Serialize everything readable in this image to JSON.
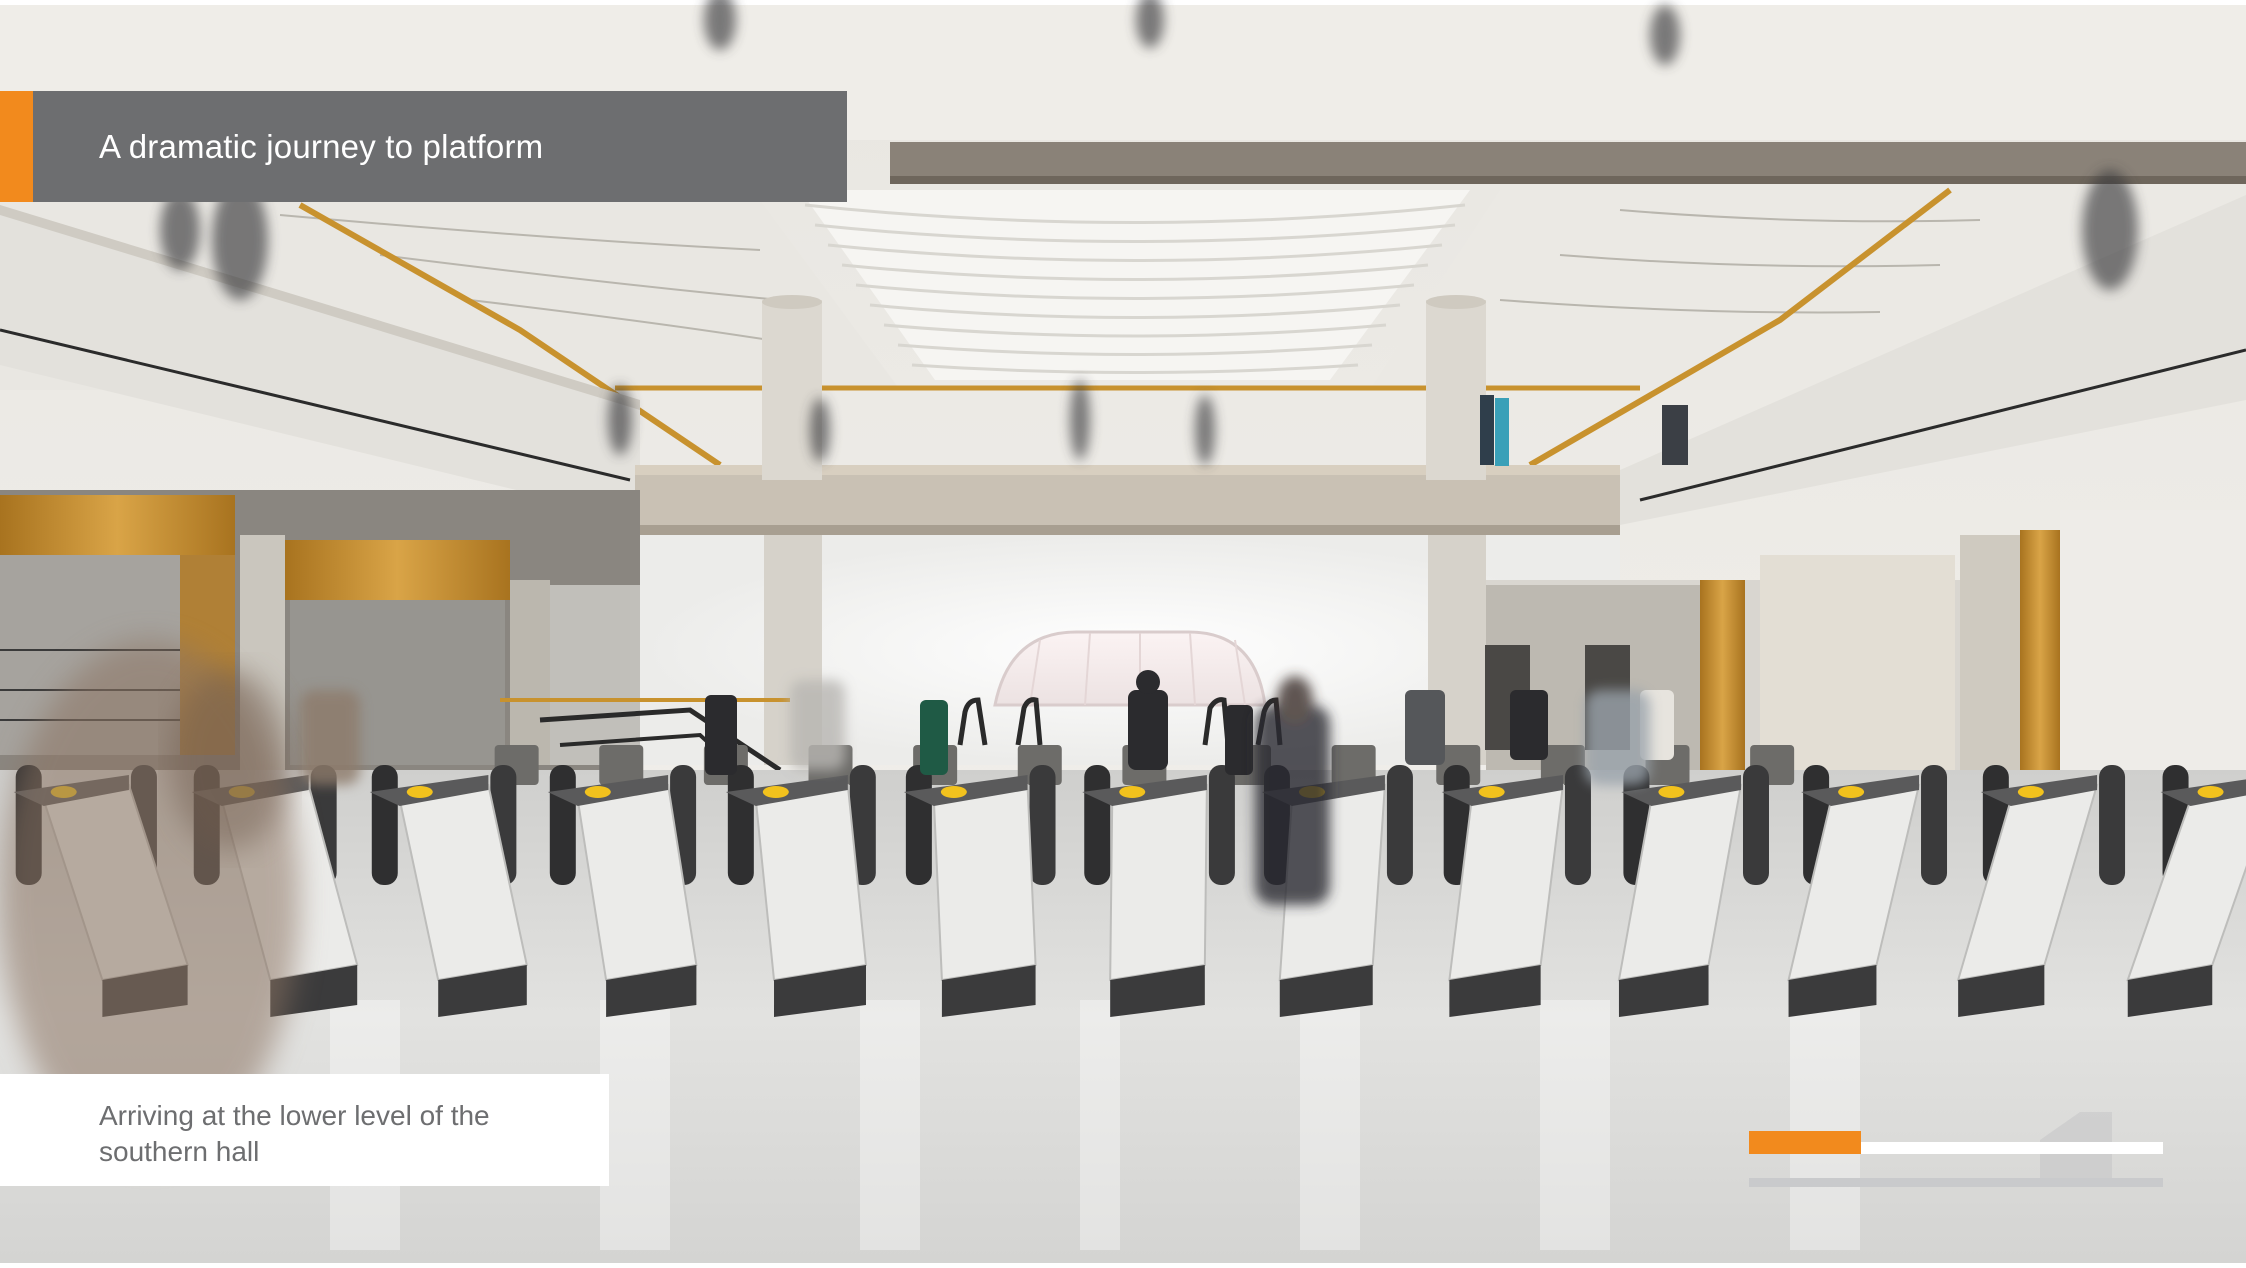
{
  "slide": {
    "title": "A dramatic journey to platform",
    "caption": "Arriving at the lower level of the southern hall",
    "progress_fraction": 0.27
  },
  "colors": {
    "accent": "#f28a1d",
    "title_bar": "#6d6e70",
    "caption_text": "#6d6e70",
    "caption_bg": "#ffffff",
    "brass": "#c8922e",
    "floor": "#dcdcda"
  },
  "scene": {
    "subject": "station ticket hall with ticket gates, mezzanine walkway, columns and escalators",
    "gate_count": 13
  }
}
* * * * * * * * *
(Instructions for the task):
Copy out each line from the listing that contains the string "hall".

(Exercise solution):
    "caption": "Arriving at the lower level of the southern hall",
    "subject": "station ticket hall with ticket gates, mezzanine walkway, columns and escalators",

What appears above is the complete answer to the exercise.